-- Task prompt --
Repeat the entries exactly. Leave nothing out.

-- Material provided --
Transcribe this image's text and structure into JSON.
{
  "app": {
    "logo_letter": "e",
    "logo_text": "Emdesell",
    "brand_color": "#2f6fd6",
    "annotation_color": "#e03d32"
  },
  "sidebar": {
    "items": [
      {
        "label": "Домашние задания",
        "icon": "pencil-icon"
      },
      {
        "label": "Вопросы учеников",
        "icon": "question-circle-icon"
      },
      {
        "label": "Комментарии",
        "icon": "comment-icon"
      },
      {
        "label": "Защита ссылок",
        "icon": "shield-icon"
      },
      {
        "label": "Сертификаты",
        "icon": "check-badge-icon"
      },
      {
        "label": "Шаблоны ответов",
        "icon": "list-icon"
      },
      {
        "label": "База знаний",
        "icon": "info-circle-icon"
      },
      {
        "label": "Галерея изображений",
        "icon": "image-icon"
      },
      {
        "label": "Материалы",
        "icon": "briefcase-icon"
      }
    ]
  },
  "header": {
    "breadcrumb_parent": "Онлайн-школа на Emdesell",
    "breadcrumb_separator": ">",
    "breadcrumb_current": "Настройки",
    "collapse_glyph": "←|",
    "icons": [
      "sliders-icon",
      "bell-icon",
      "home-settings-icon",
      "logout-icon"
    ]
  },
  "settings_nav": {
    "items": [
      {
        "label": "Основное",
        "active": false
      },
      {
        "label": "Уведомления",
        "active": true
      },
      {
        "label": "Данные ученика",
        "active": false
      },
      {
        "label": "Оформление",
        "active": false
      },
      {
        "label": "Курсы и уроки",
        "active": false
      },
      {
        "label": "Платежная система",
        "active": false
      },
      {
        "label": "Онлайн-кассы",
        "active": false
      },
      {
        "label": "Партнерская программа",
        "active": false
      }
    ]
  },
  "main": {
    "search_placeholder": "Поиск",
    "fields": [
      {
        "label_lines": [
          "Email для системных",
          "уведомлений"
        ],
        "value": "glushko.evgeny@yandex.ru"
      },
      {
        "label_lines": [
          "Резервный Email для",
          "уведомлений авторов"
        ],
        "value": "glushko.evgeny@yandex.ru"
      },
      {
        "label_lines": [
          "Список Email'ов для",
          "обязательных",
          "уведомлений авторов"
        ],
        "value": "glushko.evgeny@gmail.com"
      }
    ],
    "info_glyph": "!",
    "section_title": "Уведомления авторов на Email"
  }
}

-- Result of the exercise --
Transcribe this image's text and structure into JSON.
{
  "app": {
    "logo_letter": "e",
    "logo_text": "Emdesell",
    "brand_color": "#2f6fd6",
    "annotation_color": "#e03d32"
  },
  "sidebar": {
    "items": [
      {
        "label": "Домашние задания",
        "icon": "pencil-icon"
      },
      {
        "label": "Вопросы учеников",
        "icon": "question-circle-icon"
      },
      {
        "label": "Комментарии",
        "icon": "comment-icon"
      },
      {
        "label": "Защита ссылок",
        "icon": "shield-icon"
      },
      {
        "label": "Сертификаты",
        "icon": "check-badge-icon"
      },
      {
        "label": "Шаблоны ответов",
        "icon": "list-icon"
      },
      {
        "label": "База знаний",
        "icon": "info-circle-icon"
      },
      {
        "label": "Галерея изображений",
        "icon": "image-icon"
      },
      {
        "label": "Материалы",
        "icon": "briefcase-icon"
      }
    ]
  },
  "header": {
    "breadcrumb_parent": "Онлайн-школа на Emdesell",
    "breadcrumb_separator": ">",
    "breadcrumb_current": "Настройки",
    "collapse_glyph": "←|",
    "icons": [
      "sliders-icon",
      "bell-icon",
      "home-settings-icon",
      "logout-icon"
    ]
  },
  "settings_nav": {
    "items": [
      {
        "label": "Основное",
        "active": false
      },
      {
        "label": "Уведомления",
        "active": true
      },
      {
        "label": "Данные ученика",
        "active": false
      },
      {
        "label": "Оформление",
        "active": false
      },
      {
        "label": "Курсы и уроки",
        "active": false
      },
      {
        "label": "Платежная система",
        "active": false
      },
      {
        "label": "Онлайн-кассы",
        "active": false
      },
      {
        "label": "Партнерская программа",
        "active": false
      }
    ]
  },
  "main": {
    "search_placeholder": "Поиск",
    "fields": [
      {
        "label_lines": [
          "Email для системных",
          "уведомлений"
        ],
        "value": "glushko.evgeny@yandex.ru"
      },
      {
        "label_lines": [
          "Резервный Email для",
          "уведомлений авторов"
        ],
        "value": "glushko.evgeny@yandex.ru"
      },
      {
        "label_lines": [
          "Список Email'ов для",
          "обязательных",
          "уведомлений авторов"
        ],
        "value": "glushko.evgeny@gmail.com"
      }
    ],
    "info_glyph": "!",
    "section_title": "Уведомления авторов на Email"
  }
}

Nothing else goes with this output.